** Problem description **
All lines with the word "JSON" in the material below are required.

** The input **
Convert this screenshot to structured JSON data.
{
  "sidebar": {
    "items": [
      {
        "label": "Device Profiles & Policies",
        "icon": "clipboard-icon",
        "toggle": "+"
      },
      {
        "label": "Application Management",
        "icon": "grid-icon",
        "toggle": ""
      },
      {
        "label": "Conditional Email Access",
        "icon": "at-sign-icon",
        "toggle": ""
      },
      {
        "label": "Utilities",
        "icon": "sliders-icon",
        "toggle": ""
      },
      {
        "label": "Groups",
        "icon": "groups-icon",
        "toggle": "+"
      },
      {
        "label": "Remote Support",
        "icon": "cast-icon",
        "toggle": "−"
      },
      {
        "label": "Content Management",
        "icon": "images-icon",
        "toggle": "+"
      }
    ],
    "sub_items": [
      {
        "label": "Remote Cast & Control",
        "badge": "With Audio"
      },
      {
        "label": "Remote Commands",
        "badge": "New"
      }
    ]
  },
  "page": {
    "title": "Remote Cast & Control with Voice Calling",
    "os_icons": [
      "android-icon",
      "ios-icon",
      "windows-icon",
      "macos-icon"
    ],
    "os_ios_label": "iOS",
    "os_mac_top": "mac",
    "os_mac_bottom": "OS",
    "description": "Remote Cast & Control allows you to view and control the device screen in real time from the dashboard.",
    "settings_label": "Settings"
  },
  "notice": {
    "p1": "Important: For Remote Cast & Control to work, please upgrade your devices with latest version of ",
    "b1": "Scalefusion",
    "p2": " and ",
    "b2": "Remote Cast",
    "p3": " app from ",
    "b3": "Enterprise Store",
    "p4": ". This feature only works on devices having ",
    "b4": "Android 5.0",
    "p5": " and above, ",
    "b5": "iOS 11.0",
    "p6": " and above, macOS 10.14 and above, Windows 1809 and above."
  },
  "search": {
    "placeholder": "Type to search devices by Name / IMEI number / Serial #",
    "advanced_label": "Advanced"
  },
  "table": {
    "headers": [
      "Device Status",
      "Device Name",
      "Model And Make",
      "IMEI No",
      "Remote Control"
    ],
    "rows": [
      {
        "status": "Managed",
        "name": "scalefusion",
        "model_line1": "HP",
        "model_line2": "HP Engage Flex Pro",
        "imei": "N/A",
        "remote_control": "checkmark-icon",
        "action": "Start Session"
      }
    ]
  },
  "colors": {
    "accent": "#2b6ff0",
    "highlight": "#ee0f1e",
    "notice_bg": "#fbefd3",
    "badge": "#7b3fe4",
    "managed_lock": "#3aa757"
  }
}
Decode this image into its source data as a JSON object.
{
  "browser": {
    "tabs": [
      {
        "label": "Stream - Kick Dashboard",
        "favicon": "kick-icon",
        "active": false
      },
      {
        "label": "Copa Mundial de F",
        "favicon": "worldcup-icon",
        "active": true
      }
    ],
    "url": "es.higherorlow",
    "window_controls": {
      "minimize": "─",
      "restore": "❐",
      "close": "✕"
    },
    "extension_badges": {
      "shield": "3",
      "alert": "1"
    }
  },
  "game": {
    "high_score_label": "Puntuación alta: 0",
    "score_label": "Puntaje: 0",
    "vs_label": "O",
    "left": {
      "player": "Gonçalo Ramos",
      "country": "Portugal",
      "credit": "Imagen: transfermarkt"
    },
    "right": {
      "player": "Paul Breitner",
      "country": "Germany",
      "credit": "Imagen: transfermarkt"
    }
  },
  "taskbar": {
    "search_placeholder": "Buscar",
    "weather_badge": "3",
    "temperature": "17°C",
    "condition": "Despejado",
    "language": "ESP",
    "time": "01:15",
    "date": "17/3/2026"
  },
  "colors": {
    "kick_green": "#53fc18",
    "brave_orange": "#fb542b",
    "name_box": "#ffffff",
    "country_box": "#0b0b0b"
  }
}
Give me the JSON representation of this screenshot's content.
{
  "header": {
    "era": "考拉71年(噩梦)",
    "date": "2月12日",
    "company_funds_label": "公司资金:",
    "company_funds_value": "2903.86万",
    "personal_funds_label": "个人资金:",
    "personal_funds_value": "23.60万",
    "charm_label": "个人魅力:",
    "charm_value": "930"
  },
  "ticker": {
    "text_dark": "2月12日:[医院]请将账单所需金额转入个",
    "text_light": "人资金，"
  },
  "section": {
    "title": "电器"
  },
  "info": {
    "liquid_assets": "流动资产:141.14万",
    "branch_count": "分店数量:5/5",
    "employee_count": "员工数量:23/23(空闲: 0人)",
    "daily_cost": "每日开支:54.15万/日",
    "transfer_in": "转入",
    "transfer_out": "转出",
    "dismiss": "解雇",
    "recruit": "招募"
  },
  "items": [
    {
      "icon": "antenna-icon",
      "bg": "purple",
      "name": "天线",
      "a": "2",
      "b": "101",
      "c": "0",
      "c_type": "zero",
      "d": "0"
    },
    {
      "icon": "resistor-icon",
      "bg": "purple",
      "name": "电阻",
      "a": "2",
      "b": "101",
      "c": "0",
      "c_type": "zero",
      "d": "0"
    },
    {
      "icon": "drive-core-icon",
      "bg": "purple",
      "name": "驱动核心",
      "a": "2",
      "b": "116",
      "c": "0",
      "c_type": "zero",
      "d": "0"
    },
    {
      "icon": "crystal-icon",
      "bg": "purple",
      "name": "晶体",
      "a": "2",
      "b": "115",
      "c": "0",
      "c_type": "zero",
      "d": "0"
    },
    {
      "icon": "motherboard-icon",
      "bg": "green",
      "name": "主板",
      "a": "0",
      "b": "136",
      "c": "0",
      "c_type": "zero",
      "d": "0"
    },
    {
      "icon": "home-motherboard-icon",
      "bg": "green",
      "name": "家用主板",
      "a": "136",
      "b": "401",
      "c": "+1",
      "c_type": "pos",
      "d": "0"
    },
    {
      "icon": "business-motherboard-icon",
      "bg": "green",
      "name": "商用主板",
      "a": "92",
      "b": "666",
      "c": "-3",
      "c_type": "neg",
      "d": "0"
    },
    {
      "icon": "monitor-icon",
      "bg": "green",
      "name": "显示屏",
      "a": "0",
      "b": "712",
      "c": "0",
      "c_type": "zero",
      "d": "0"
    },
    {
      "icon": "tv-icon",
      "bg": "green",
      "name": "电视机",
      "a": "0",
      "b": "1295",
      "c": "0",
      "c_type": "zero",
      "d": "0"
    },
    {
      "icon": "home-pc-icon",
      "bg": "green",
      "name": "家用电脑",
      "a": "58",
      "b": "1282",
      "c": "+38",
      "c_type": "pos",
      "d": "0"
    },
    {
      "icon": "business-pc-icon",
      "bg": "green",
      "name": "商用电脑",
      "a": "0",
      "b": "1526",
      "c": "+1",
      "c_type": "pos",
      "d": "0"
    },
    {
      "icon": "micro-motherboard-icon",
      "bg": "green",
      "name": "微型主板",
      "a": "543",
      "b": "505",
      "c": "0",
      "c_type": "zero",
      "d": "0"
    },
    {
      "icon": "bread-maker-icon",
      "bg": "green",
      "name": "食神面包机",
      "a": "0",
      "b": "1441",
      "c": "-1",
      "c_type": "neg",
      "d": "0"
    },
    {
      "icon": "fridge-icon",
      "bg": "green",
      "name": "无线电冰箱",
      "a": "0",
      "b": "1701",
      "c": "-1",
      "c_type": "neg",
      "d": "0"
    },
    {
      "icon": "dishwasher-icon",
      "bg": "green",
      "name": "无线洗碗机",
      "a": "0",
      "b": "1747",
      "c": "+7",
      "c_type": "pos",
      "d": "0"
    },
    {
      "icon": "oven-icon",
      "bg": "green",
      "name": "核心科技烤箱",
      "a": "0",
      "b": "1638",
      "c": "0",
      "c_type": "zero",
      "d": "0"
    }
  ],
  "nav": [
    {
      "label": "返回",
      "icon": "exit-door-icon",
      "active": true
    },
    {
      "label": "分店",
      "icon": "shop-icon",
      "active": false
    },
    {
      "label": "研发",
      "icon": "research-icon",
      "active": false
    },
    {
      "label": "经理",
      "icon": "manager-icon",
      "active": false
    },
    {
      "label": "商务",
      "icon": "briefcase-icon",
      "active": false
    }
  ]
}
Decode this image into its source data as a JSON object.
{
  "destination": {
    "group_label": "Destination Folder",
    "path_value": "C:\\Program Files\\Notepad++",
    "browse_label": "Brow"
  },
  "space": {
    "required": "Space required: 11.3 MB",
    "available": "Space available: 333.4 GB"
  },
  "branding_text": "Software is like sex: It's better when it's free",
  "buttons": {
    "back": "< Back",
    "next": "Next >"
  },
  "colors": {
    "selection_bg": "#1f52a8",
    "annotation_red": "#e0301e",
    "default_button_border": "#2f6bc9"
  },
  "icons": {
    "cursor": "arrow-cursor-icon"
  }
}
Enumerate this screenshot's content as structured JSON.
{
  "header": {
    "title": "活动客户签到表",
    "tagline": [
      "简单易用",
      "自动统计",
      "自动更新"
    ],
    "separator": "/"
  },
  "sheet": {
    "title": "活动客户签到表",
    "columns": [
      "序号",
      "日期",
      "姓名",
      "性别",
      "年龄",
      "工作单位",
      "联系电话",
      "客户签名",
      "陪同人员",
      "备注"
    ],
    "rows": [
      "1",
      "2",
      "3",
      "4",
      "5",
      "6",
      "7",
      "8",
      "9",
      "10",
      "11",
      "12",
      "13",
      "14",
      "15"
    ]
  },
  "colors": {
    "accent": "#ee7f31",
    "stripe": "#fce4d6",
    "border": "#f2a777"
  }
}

** Result for this exercise **
Convert this screenshot to structured JSON data.
Decode this image into its source data as a JSON object.
Give me the JSON representation of this screenshot's content.
Decode this image into its source data as a JSON object.
Enumerate this screenshot's content as structured JSON.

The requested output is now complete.